- It’s the little things that make a big impact. In classic research performed by German psychologist Norbert Schwarz, he determined that finding a single dime improved someone’s day. As Schwarz reported, “It’s not the value of what you find. It’s that something positive happened that surprised you.” On this theme, not every loyalty program perk has to come with a huge price tag. For offline retail stores, offering a small freebie with sales, such as a keychain, free reusable shopping bag, branded item or other inexpensive gift can surprise and delight customers. Food, in particular, is a low-cost perk that may impact product perception: another study found that when a random group was asked to rate their televisions, consistently better ratings were given by those customers who had just been treated to free food sample.
- Give them discounts on what they already buy. You know what your customers like, and you know what they buy. Why not give them a perk to keep doing what they’re doing? Customers like the idea: nearly three-fourths (73 percent) of consumers prefer to shop at stores that send custom discounts based on purchase history. Perhaps it’s simply a relief for customers to be motivated to buy something they probably already would, rewarding loyalty without prodding customers into buying a different product, a comparable product, a complimentary product. And with nearly half (47 percent) of customers expecting more if they share personal information with companies, it makes sense to make use of the data you’ve already collected to give customers something they already have proven they want, need and use.

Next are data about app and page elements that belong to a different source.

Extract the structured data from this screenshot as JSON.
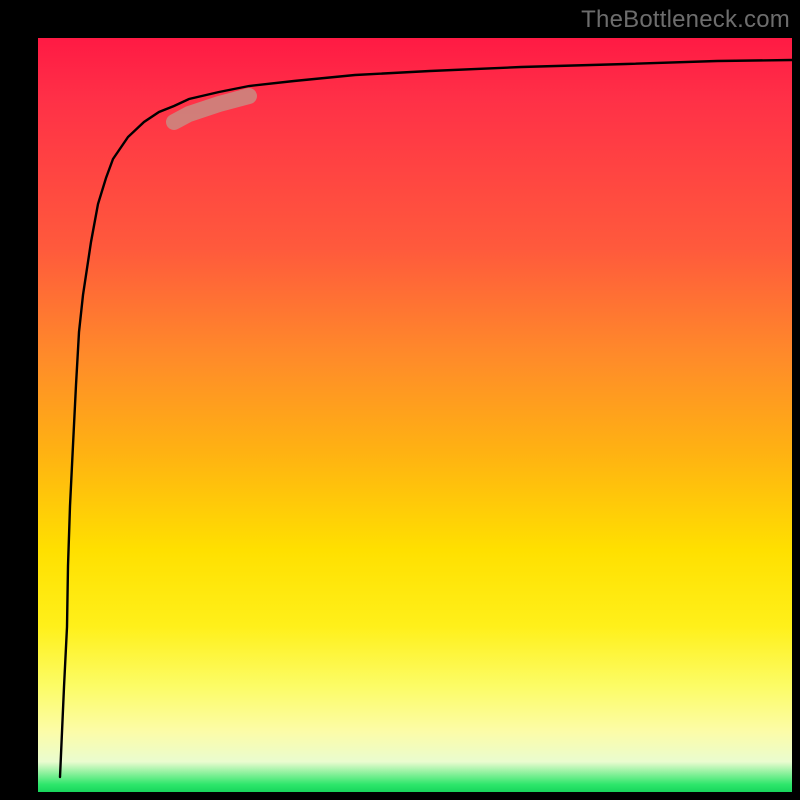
{
  "watermark": "TheBottleneck.com",
  "chart_data": {
    "type": "line",
    "title": "",
    "xlabel": "",
    "ylabel": "",
    "xlim": [
      0,
      100
    ],
    "ylim": [
      0,
      100
    ],
    "grid": false,
    "series": [
      {
        "name": "bottleneck-curve",
        "x": [
          3,
          3.2,
          3.5,
          3.8,
          4.0,
          4.3,
          4.6,
          5.0,
          5.5,
          6.0,
          7.0,
          8.0,
          9.0,
          10.0,
          12.0,
          14.0,
          16.0,
          18.0,
          20.0,
          24.0,
          28.0,
          34.0,
          42.0,
          52.0,
          64.0,
          78.0,
          90.0,
          100.0
        ],
        "y": [
          2,
          6,
          12,
          20,
          28,
          36,
          44,
          52,
          59,
          64,
          71,
          76,
          79.5,
          82,
          85,
          87,
          88.3,
          89.2,
          90,
          91,
          91.8,
          92.5,
          93.2,
          93.8,
          94.3,
          94.7,
          95,
          95.2
        ]
      }
    ],
    "annotations": [
      {
        "name": "highlight-segment",
        "type": "segment-marker",
        "color": "#c98b83",
        "from_x": 18.0,
        "from_y": 87.0,
        "to_x": 28.0,
        "to_y": 90.8
      }
    ],
    "background_gradient": {
      "top_color": "#ff1a44",
      "bottom_color": "#17d65c"
    }
  }
}
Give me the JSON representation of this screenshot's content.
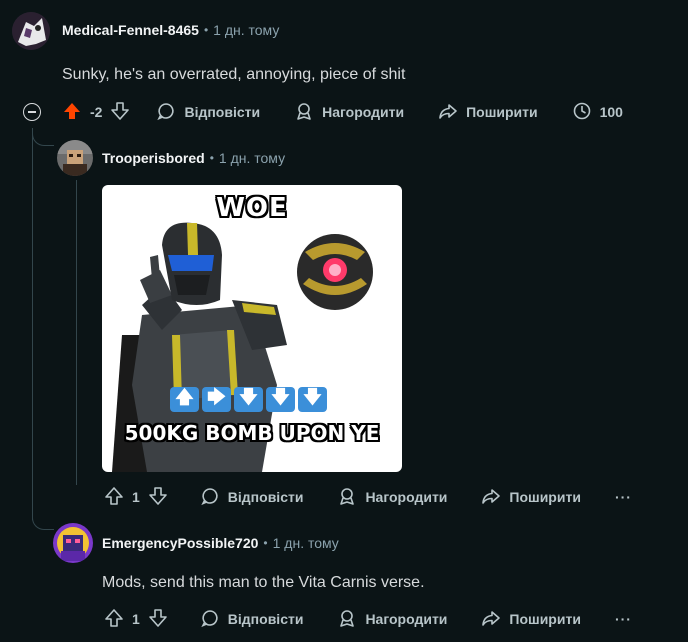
{
  "comments": [
    {
      "author": "Medical-Fennel-8465",
      "time": "1 дн. тому",
      "text": "Sunky, he's an overrated, annoying, piece of shit",
      "score": "-2",
      "actions": {
        "reply": "Відповісти",
        "award": "Нагородити",
        "share": "Поширити",
        "views": "100"
      }
    },
    {
      "author": "Trooperisbored",
      "time": "1 дн. тому",
      "meme": {
        "top_text": "WOE",
        "arrows": [
          "🡅",
          "🡆",
          "🡇",
          "🡇",
          "🡇"
        ],
        "bottom_text": "500KG BOMB UPON YE"
      },
      "score": "1",
      "actions": {
        "reply": "Відповісти",
        "award": "Нагородити",
        "share": "Поширити",
        "more": "···"
      }
    },
    {
      "author": "EmergencyPossible720",
      "time": "1 дн. тому",
      "text": "Mods, send this man to the Vita Carnis verse.",
      "score": "1",
      "actions": {
        "reply": "Відповісти",
        "award": "Нагородити",
        "share": "Поширити",
        "more": "···"
      }
    }
  ],
  "colors": {
    "background": "#0b1416",
    "downvote_active": "#ff4500",
    "thread_line": "#33464c"
  },
  "icons": {
    "upvote": "upvote-icon",
    "downvote": "downvote-icon",
    "reply": "comment-bubble-icon",
    "award": "award-icon",
    "share": "share-icon",
    "views": "views-clock-icon",
    "collapse": "collapse-minus-icon",
    "more": "more-dots-icon"
  }
}
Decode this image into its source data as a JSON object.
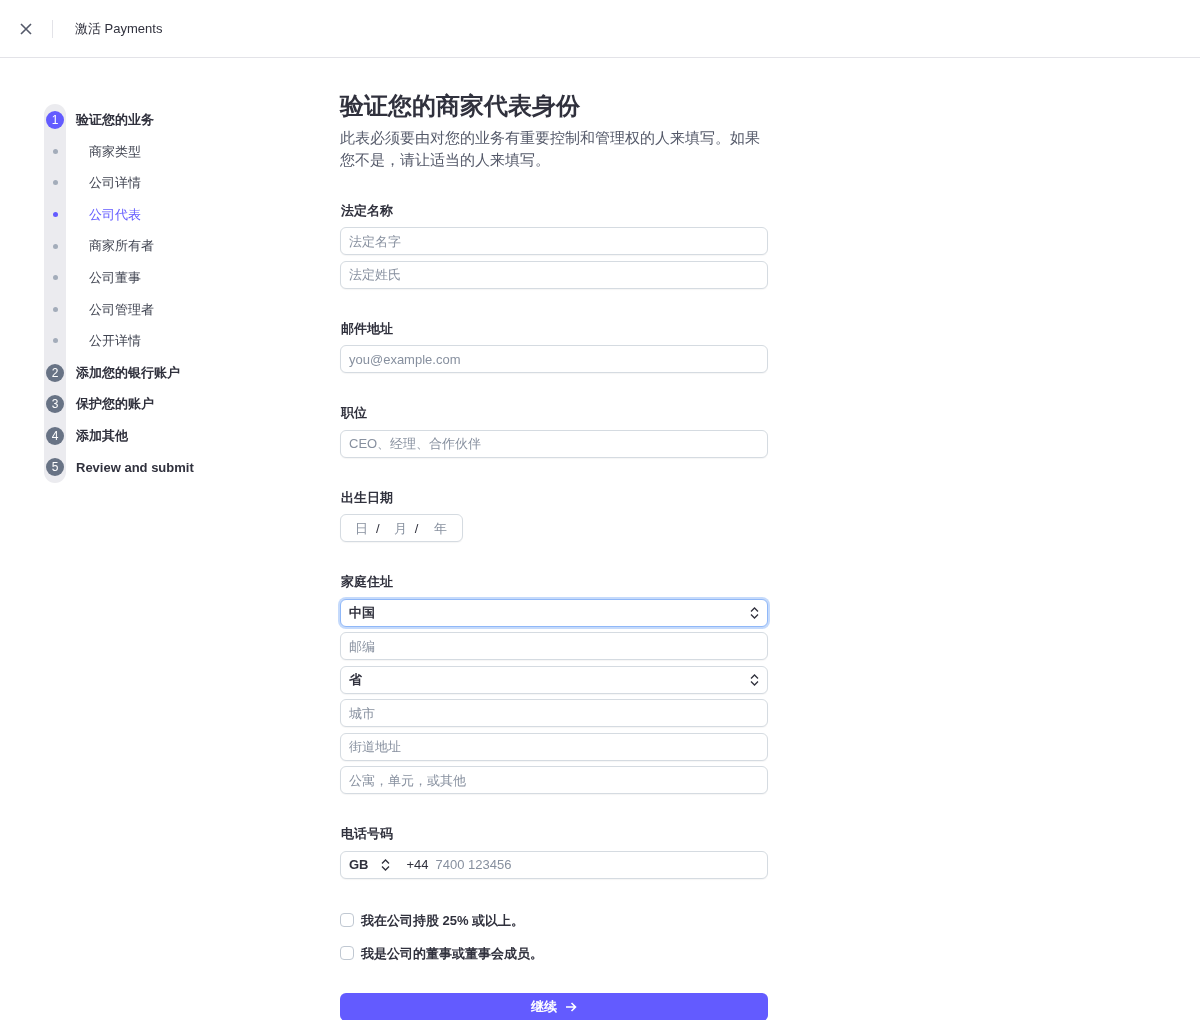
{
  "header": {
    "title": "激活 Payments"
  },
  "steps": [
    {
      "number": "1",
      "label": "验证您的业务",
      "selected": true,
      "children": [
        {
          "label": "商家类型",
          "selected": false
        },
        {
          "label": "公司详情",
          "selected": false
        },
        {
          "label": "公司代表",
          "selected": true
        },
        {
          "label": "商家所有者",
          "selected": false
        },
        {
          "label": "公司董事",
          "selected": false
        },
        {
          "label": "公司管理者",
          "selected": false
        },
        {
          "label": "公开详情",
          "selected": false
        }
      ]
    },
    {
      "number": "2",
      "label": "添加您的银行账户",
      "selected": false
    },
    {
      "number": "3",
      "label": "保护您的账户",
      "selected": false
    },
    {
      "number": "4",
      "label": "添加其他",
      "selected": false
    },
    {
      "number": "5",
      "label": "Review and submit",
      "selected": false
    }
  ],
  "form": {
    "title": "验证您的商家代表身份",
    "description": "此表必须要由对您的业务有重要控制和管理权的人来填写。如果您不是，请让适当的人来填写。",
    "sections": [
      {
        "label": "法定名称",
        "fields": [
          {
            "kind": "text",
            "placeholder": "法定名字"
          },
          {
            "kind": "text",
            "placeholder": "法定姓氏"
          }
        ]
      },
      {
        "label": "邮件地址",
        "fields": [
          {
            "kind": "text",
            "placeholder": "you@example.com"
          }
        ]
      },
      {
        "label": "职位",
        "fields": [
          {
            "kind": "text",
            "placeholder": "CEO、经理、合作伙伴"
          }
        ]
      },
      {
        "label": "出生日期",
        "fields": [
          {
            "kind": "date",
            "parts": [
              "日",
              "月",
              "年"
            ],
            "separator": "/"
          }
        ]
      },
      {
        "label": "家庭住址",
        "fields": [
          {
            "kind": "select",
            "value": "中国",
            "focused": true
          },
          {
            "kind": "text",
            "placeholder": "邮编"
          },
          {
            "kind": "select",
            "value": "省",
            "focused": false
          },
          {
            "kind": "text",
            "placeholder": "城市"
          },
          {
            "kind": "text",
            "placeholder": "街道地址"
          },
          {
            "kind": "text",
            "placeholder": "公寓，单元，或其他"
          }
        ]
      },
      {
        "label": "电话号码",
        "fields": [
          {
            "kind": "phone",
            "country": "GB",
            "prefix": "+44",
            "placeholder": "7400 123456"
          }
        ]
      }
    ],
    "checkboxes": [
      {
        "label": "我在公司持股 25% 或以上。",
        "checked": false
      },
      {
        "label": "我是公司的董事或董事会成员。",
        "checked": false
      }
    ],
    "submit": "继续"
  }
}
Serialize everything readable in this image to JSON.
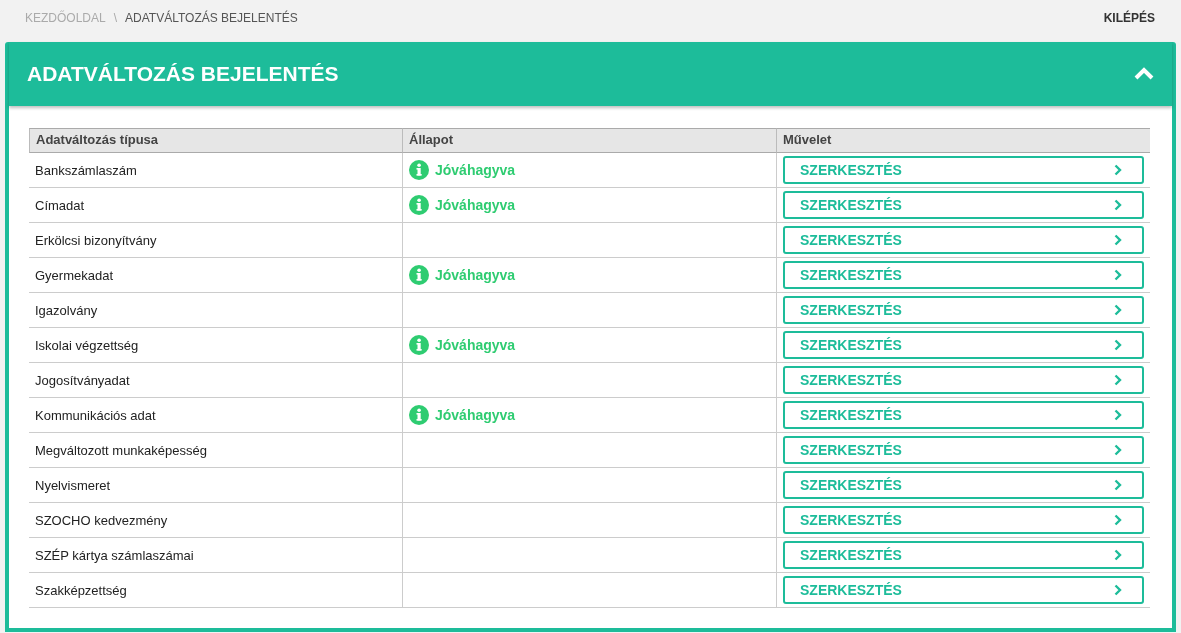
{
  "breadcrumb": [
    {
      "label": "KEZDŐOLDAL",
      "current": false
    },
    {
      "label": "ADATVÁLTOZÁS BEJELENTÉS",
      "current": true
    }
  ],
  "breadcrumb_separator": "\\",
  "logout": "KILÉPÉS",
  "panel": {
    "title": "ADATVÁLTOZÁS BEJELENTÉS",
    "expanded": true
  },
  "table": {
    "columns": [
      "Adatváltozás típusa",
      "Állapot",
      "Művelet"
    ],
    "rows": [
      {
        "type": "Bankszámlaszám",
        "status": "Jóváhagyva",
        "action": "SZERKESZTÉS"
      },
      {
        "type": "Címadat",
        "status": "Jóváhagyva",
        "action": "SZERKESZTÉS"
      },
      {
        "type": "Erkölcsi bizonyítvány",
        "action": "SZERKESZTÉS"
      },
      {
        "type": "Gyermekadat",
        "status": "Jóváhagyva",
        "action": "SZERKESZTÉS"
      },
      {
        "type": "Igazolvány",
        "action": "SZERKESZTÉS"
      },
      {
        "type": "Iskolai végzettség",
        "status": "Jóváhagyva",
        "action": "SZERKESZTÉS"
      },
      {
        "type": "Jogosítványadat",
        "action": "SZERKESZTÉS"
      },
      {
        "type": "Kommunikációs adat",
        "status": "Jóváhagyva",
        "action": "SZERKESZTÉS"
      },
      {
        "type": "Megváltozott munkaképesség",
        "action": "SZERKESZTÉS"
      },
      {
        "type": "Nyelvismeret",
        "action": "SZERKESZTÉS"
      },
      {
        "type": "SZOCHO kedvezmény",
        "action": "SZERKESZTÉS"
      },
      {
        "type": "SZÉP kártya számlaszámai",
        "action": "SZERKESZTÉS"
      },
      {
        "type": "Szakképzettség",
        "action": "SZERKESZTÉS"
      }
    ]
  }
}
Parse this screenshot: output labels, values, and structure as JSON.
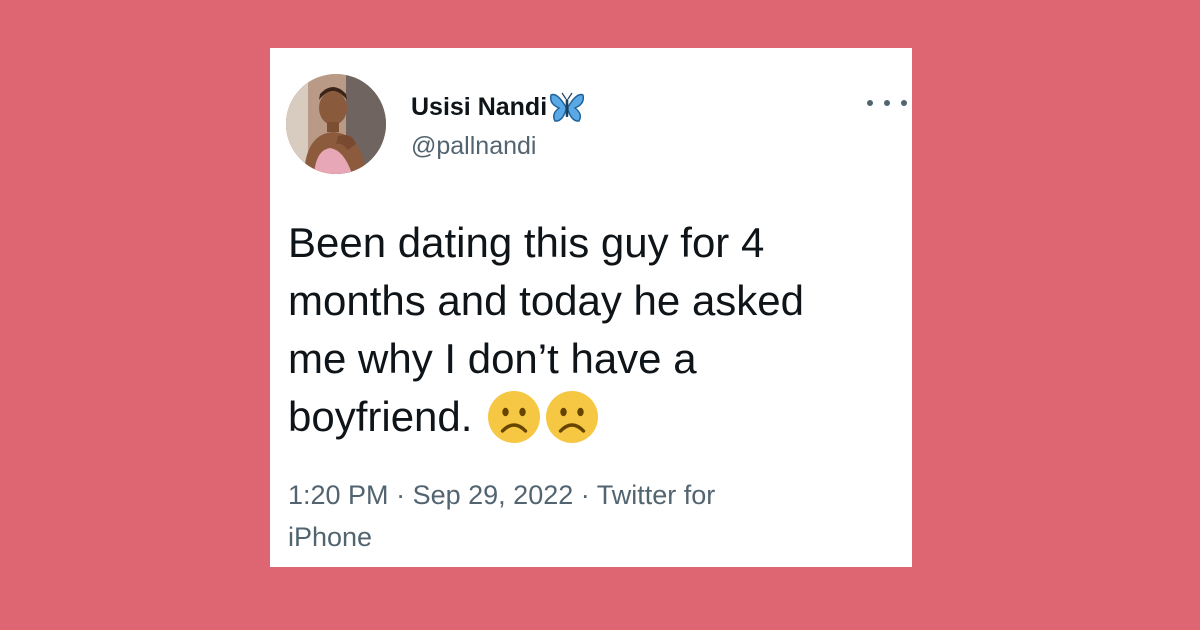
{
  "tweet": {
    "author": {
      "display_name": "Usisi Nandi",
      "name_emoji": "butterfly-icon",
      "handle": "@pallnandi"
    },
    "text_lines": [
      "Been dating this guy for 4",
      "months and today he asked",
      "me why I don’t have a",
      "boyfriend."
    ],
    "text_emojis": [
      "frowning-face-icon",
      "frowning-face-icon"
    ],
    "timestamp_time": "1:20 PM",
    "timestamp_date": "Sep 29, 2022",
    "source_part1": "Twitter for",
    "source_part2": "iPhone",
    "separator": "·"
  },
  "colors": {
    "background": "#dd6672",
    "card": "#ffffff",
    "text_primary": "#0f1419",
    "text_secondary": "#536471",
    "emoji_yellow": "#f6c742",
    "butterfly_blue": "#5aa9e6"
  }
}
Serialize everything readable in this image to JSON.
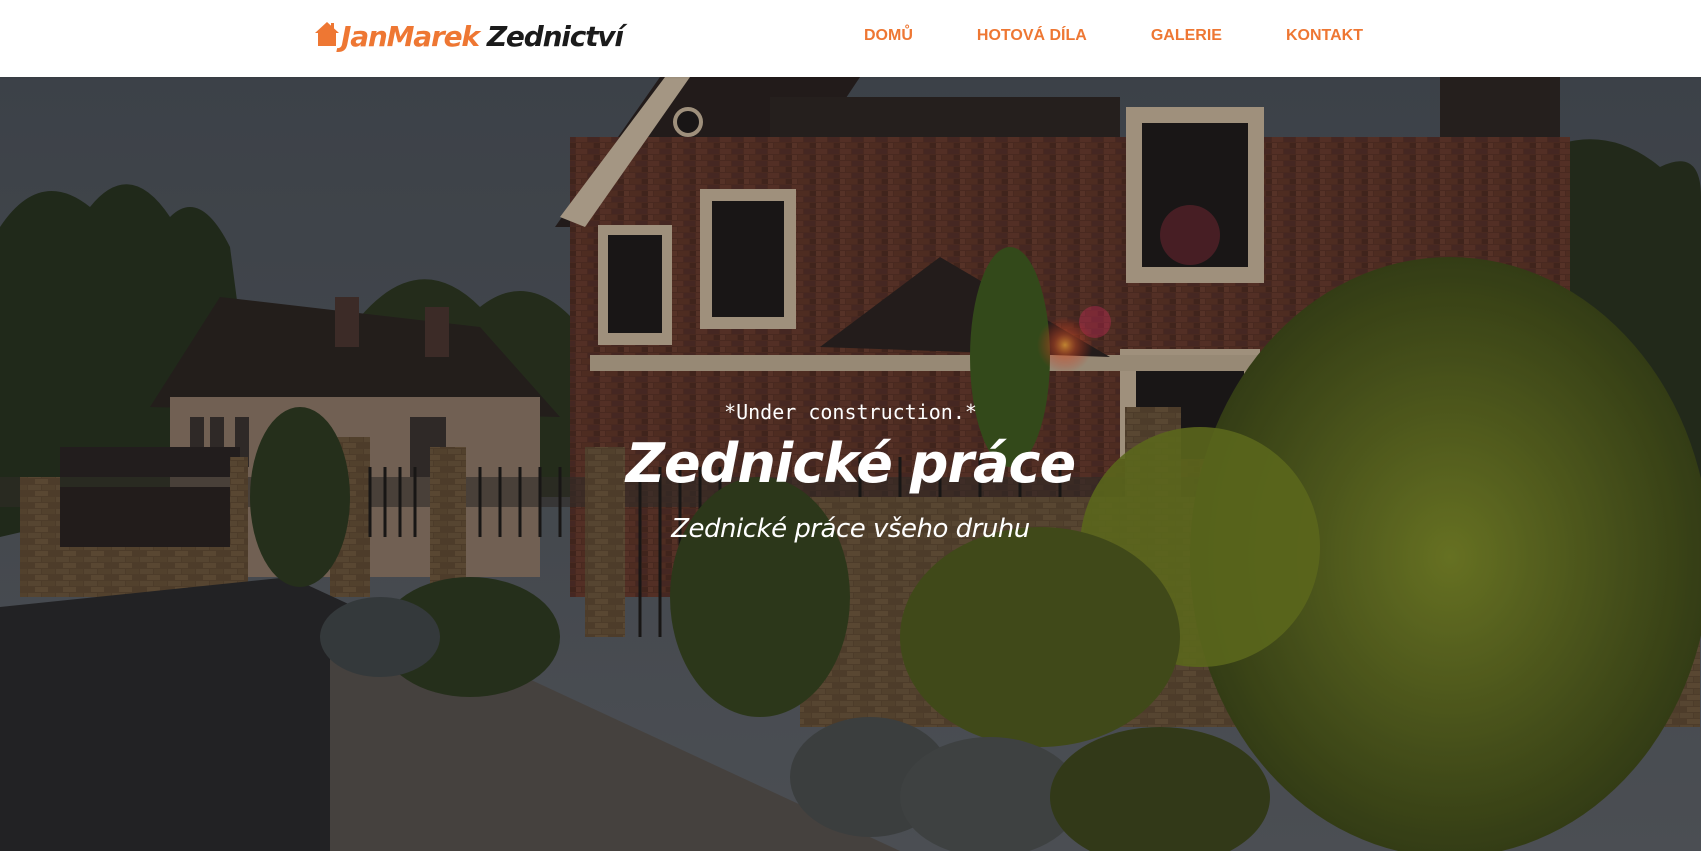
{
  "brand": {
    "name": "JanMarek",
    "suffix": "Zednictví",
    "accent_color": "#ee7733",
    "icon": "house-icon"
  },
  "nav": {
    "items": [
      {
        "label": "DOMŮ"
      },
      {
        "label": "HOTOVÁ DÍLA"
      },
      {
        "label": "GALERIE"
      },
      {
        "label": "KONTAKT"
      }
    ]
  },
  "hero": {
    "notice": "*Under construction.*",
    "title": "Zednické práce",
    "subtitle": "Zednické práce všeho druhu",
    "background": "brick-house-with-garden-photo"
  }
}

- Celebrate! Recognizing a loyalty milestone, such as reaching a new point tier, or celebrating a loyalty “birthday” – the anniversary of the date of joining the loyalty program – are easy ways to establish a more emotional connection with your customers. 77% of consumers state that receiving birthday/anniversary content would have a major impact on brand loyalty. In addition, birthday-centered campaigns are not only nice for your customers, but they’re also nice for you: birthday email promotions, for example, achieve a 4X increase in transaction rates and over 3X the revenue of regular marketing emails.
- Be helpful. As clinical professor of marketing Mohan Sawhney at the Kellogg School advised, “Ask not how you can sell, but how you can help.” Some customer-loyalty building ways to help include offering free advice, self-help tips newsletters, guides – any content deliverable that is of value to your customer. Whether it’s a free recipe handout at a grocery store, an article about how to measure your wall to install bookshelves on a home improvement store’s website, or a text message linking a shopper to a new fashion trends, the goal is not to sell but to entertain, inform or educate. As one marketer stated, the goal is to answer your customer’s question: What’s in it for me?; the smart brand will make it clear what’s it in for whomever by passing along content that’s timely, informative, and, ultimately, useful.
We hope that these tips will set you on the path of building a meaningful customer-brand relationship, one that withstands the test of time and can supercede unfortunate events that are out (and within) your control. Remember: customer loyalty is not only a win for you, as repeat customers generate a disproportionately large share of revenue and drive higher profits, but is also for your customer: with a company she trusts, she does not have to explore and research other options every time she makes a purchase. This reciprocity is the heart of customer loyalty, and once you ensure you’re keeping your end of the bargain by staying true to your customers, your customers will be moved to do the same.